One advantage of nipples/areolas created with skin grafts is that the pigment is permanent, while nipple/areola tattoos tend to fade considerably after a few years.

Done well, tattooed nipples and areolas look quite natural. The trick is to get someone who really knows what they're doing and takes the time to choose a pigment that matches your skin tone and that you’re happy with. Nipple tattooing takes just a few minutes. Tattoos are often applied in-office by the plastic surgeon or a member of the office staff (usually an RN). More surgeons now have tattoo artists provide the service or refer patients to them. This is actually better, because professionals tend to tattoo deeper into the skin, so that fading is less likely.

Many tattoo artists now specialize in reconstructive nipple tattoos, and some offer their services to breast cancer survivors at no charge. (Federal law requires health insurance companies that cover the cost of mastectomy also pay for breast reconstruction, including nipples and tattoos. If your plastic surgeon refers you to a professional tattooist, however, be sure to check with your insurance company to ensure preauthorization and subsequent payment.)

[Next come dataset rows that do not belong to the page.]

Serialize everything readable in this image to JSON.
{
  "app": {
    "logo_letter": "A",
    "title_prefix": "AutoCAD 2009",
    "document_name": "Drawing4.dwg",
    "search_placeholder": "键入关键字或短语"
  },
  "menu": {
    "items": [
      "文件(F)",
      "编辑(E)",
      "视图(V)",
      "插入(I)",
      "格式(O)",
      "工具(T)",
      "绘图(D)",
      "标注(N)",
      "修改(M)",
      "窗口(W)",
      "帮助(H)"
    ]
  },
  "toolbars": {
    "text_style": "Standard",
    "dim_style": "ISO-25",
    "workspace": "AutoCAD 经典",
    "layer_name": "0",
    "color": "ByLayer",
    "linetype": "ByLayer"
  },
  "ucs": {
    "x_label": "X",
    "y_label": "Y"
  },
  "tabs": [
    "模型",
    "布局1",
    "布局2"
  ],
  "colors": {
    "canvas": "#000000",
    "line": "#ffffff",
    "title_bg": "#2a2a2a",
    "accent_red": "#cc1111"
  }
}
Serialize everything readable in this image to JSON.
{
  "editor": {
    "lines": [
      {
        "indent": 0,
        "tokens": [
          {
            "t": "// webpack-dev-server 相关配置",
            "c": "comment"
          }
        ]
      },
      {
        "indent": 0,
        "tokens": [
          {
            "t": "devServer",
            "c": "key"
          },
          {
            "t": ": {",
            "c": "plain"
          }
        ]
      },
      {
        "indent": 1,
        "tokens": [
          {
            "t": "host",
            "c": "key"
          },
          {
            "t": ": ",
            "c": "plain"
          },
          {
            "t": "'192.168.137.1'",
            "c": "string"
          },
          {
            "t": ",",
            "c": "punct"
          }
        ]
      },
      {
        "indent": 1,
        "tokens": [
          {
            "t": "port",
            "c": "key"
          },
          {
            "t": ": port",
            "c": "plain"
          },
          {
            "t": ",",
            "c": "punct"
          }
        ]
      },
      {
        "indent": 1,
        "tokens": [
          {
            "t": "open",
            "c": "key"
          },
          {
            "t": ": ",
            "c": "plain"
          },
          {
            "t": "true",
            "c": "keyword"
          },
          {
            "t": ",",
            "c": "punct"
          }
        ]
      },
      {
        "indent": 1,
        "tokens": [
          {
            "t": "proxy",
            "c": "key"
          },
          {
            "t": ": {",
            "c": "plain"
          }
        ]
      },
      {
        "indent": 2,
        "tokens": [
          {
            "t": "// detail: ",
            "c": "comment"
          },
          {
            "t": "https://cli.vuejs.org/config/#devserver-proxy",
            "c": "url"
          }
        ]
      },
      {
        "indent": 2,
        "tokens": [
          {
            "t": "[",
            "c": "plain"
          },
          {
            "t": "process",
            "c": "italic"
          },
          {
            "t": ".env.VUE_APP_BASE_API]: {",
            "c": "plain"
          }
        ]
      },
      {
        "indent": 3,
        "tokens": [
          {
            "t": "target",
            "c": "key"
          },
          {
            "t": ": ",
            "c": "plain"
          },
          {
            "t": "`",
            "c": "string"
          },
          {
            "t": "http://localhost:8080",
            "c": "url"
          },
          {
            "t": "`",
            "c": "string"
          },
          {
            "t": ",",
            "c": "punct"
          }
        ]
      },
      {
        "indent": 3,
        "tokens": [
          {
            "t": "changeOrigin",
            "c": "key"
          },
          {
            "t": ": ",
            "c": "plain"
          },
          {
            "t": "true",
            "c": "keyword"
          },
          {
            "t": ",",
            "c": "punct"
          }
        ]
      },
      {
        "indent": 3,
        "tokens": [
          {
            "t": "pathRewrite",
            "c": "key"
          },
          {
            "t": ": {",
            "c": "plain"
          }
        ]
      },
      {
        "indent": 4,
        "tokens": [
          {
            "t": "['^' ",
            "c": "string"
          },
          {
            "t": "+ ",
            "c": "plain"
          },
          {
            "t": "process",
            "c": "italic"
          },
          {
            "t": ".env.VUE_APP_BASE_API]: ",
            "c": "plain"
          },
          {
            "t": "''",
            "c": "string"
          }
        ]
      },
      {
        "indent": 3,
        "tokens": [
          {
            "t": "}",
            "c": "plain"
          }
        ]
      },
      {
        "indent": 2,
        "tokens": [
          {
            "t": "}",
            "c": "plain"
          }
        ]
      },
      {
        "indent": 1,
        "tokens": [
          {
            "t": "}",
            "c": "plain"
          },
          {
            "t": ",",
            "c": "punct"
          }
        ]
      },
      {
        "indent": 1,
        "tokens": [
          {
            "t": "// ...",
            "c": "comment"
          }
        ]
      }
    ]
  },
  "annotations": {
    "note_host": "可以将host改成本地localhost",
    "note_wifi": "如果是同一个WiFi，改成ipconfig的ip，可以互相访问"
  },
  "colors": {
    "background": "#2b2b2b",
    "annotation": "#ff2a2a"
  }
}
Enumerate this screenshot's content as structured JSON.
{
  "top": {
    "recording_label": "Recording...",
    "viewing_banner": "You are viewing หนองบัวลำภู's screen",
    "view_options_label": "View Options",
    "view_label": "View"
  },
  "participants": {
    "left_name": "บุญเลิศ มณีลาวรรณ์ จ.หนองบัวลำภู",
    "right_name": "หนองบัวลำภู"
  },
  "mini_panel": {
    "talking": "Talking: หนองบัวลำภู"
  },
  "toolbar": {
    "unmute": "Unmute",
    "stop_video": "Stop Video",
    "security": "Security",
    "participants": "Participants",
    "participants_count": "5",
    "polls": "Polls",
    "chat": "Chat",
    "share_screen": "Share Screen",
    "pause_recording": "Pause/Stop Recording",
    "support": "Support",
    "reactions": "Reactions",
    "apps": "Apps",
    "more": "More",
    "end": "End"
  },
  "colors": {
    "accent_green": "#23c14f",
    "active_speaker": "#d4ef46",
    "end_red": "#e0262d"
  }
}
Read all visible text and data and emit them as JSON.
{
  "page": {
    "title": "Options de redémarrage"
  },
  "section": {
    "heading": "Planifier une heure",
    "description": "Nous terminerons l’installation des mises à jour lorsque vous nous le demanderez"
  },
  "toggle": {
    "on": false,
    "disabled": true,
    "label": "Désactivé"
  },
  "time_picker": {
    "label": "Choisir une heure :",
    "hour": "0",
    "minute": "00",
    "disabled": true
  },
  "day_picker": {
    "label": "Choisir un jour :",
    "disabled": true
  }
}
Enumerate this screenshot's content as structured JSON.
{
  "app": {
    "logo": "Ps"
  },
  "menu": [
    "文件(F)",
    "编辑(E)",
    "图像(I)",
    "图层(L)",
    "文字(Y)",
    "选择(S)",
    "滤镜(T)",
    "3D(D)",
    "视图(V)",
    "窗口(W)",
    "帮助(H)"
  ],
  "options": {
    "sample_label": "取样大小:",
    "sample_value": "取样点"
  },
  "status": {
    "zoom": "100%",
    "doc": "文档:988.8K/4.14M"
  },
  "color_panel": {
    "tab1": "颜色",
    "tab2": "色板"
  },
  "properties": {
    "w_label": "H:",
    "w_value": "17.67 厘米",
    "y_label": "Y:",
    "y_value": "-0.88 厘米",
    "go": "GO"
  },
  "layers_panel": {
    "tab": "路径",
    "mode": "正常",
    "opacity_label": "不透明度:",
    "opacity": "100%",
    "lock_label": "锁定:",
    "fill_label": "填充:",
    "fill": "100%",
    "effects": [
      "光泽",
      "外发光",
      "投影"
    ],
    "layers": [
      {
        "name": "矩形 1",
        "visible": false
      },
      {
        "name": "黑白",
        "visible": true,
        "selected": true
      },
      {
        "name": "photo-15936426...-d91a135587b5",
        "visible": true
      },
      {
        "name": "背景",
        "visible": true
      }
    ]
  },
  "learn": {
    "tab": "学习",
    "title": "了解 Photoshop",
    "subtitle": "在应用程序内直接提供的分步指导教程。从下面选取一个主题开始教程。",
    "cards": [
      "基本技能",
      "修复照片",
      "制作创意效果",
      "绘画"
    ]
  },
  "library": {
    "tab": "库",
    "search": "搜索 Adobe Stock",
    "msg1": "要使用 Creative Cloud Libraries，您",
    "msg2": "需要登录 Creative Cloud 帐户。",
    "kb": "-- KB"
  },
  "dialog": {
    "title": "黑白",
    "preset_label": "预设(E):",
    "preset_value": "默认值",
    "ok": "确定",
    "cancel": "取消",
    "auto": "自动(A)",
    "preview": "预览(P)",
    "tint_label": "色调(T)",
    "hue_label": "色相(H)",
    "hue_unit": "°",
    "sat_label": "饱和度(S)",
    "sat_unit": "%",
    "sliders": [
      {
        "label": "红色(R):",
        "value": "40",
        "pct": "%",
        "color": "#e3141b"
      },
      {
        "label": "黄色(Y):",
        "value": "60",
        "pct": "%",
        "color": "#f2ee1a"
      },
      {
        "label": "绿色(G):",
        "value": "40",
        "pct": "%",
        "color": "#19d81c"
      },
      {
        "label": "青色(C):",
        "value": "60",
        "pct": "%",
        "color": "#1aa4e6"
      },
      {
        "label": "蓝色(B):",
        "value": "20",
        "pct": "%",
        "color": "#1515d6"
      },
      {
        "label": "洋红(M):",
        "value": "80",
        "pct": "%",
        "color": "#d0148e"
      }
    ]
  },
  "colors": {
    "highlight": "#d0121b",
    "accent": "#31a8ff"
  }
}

If you want to forego having nipples reconstructed, you might want to consider having just a tattoo—many professional tattoo artists can create beautifully simulated nipples with a 3-D look. Several companies also make adhesive nipples in varying pigments and sizes, which can be worn temporarily.